The Federal Reserve, which controls monetary policy in the United States, decided against raising interest rates on Wednesday.
Benchmark interest rates have been pushed to artificially low levels since the 2008 financial crisis, and were not raised until late last year. The Federal Reserve expected to raise them four times this year, as the economy was believed to be improving, but lackluster economic and employment signals as of late prompted a delay in action.
The Fed’s policy-setting committee voted unanimously to keep rates at previous levels, with chairwoman Janet Yellen citing the need for a cautious approach.
Yellen acknowledged that current events abroad played somewhat of a role in the decision to keep rates at current levels. For example, Britain’s referendum over whether to stay in the European Union, termed the “Brexit”, could upend the political status quo and markets worldwide.
Fear over the possible possible consequences of the Brexit have already prompted negative consequences in European markets, including on traditionally safe options such as bonds.
Wall Street indexes rose upon the news of the maintenance of interest rates before closing down for the day.
Yellen emphasized how the Fed must feel assured “that the underlying momentum in the economy has not diminished” before raising rates again.
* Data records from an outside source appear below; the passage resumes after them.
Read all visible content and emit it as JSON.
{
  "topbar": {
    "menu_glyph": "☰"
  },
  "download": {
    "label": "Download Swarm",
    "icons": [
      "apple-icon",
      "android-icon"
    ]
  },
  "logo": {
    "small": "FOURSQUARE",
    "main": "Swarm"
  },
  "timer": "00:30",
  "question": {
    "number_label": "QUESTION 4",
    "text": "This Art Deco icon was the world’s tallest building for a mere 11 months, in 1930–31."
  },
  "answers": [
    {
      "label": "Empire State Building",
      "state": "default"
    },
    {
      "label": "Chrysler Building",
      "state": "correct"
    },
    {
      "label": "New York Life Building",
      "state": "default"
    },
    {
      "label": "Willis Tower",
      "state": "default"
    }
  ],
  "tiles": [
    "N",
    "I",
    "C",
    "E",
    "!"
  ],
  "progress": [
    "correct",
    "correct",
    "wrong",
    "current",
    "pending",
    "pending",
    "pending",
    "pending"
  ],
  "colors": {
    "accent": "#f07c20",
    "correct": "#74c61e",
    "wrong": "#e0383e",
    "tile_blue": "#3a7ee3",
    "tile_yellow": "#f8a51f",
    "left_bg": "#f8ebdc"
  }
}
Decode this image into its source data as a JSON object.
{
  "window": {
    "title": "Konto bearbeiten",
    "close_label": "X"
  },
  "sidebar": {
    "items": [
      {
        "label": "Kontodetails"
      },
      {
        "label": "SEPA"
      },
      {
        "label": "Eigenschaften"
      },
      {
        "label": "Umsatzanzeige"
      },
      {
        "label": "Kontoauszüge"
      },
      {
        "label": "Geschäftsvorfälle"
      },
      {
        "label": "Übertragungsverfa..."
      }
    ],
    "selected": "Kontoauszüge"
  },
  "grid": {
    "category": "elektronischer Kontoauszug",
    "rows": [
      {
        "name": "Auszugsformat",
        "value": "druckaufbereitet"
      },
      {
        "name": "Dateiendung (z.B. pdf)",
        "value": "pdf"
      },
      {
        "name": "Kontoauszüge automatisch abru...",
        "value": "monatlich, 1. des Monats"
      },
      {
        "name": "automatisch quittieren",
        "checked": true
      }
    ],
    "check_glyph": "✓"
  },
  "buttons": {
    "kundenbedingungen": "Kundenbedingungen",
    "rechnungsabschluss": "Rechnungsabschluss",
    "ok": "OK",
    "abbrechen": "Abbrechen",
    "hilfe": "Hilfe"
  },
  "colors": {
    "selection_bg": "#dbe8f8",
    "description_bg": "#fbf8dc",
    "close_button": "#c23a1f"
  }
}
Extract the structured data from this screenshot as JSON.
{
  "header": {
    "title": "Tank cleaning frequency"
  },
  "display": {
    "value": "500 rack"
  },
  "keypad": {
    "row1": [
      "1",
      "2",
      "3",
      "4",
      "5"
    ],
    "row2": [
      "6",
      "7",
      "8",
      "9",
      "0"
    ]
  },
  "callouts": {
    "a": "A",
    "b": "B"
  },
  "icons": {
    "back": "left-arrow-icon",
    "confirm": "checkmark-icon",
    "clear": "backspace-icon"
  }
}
It is believed that the new goal is to raise rates two times this year, although some believe it should only happen once.
In its meeting, the Fed also revised its projected rates for economic growth and inflation, with the former going down and the latter up.